### Excerpted data
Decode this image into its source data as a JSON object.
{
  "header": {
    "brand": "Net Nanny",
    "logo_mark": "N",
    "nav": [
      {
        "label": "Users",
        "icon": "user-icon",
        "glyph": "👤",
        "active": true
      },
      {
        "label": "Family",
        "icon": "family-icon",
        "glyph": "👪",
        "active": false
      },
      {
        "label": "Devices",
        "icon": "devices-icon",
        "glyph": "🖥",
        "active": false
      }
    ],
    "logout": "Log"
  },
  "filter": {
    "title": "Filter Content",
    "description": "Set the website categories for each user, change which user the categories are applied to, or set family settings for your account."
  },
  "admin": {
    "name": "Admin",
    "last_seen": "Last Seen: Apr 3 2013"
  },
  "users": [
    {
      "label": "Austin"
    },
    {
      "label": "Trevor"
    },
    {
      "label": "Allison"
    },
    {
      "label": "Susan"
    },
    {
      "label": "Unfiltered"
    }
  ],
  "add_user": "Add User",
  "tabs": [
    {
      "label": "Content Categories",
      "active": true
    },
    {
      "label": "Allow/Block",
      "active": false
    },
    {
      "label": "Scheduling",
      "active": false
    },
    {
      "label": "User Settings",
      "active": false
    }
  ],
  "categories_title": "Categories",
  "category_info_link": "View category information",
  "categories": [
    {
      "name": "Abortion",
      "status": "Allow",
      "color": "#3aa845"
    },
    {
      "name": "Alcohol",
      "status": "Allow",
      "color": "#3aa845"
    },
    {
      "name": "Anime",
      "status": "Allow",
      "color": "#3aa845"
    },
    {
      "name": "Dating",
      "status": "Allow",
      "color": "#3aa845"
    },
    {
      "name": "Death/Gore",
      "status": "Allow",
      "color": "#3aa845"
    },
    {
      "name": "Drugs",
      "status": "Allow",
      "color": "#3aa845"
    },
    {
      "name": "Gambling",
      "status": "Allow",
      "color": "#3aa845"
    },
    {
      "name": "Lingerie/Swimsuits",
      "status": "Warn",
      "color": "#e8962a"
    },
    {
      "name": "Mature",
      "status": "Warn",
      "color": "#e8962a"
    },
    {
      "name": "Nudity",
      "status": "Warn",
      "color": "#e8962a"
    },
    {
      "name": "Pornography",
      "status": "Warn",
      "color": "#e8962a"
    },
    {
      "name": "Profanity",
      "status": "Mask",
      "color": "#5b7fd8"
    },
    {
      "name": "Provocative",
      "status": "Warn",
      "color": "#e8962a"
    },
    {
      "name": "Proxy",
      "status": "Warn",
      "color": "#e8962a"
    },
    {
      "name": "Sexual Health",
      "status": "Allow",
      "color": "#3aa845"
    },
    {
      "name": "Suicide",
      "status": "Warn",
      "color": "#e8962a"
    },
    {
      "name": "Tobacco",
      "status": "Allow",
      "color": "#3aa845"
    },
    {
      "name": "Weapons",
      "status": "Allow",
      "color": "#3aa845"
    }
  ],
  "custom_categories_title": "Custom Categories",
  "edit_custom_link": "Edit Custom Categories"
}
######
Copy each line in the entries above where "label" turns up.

Answer for this exercise:
        "label": "Users",
        "label": "Family",
        "label": "Devices",
      "label": "Austin"
      "label": "Trevor"
      "label": "Allison"
      "label": "Susan"
      "label": "Unfiltered"
      "label": "Content Categories",
      "label": "Allow/Block",
      "label": "Scheduling",
      "label": "User Settings",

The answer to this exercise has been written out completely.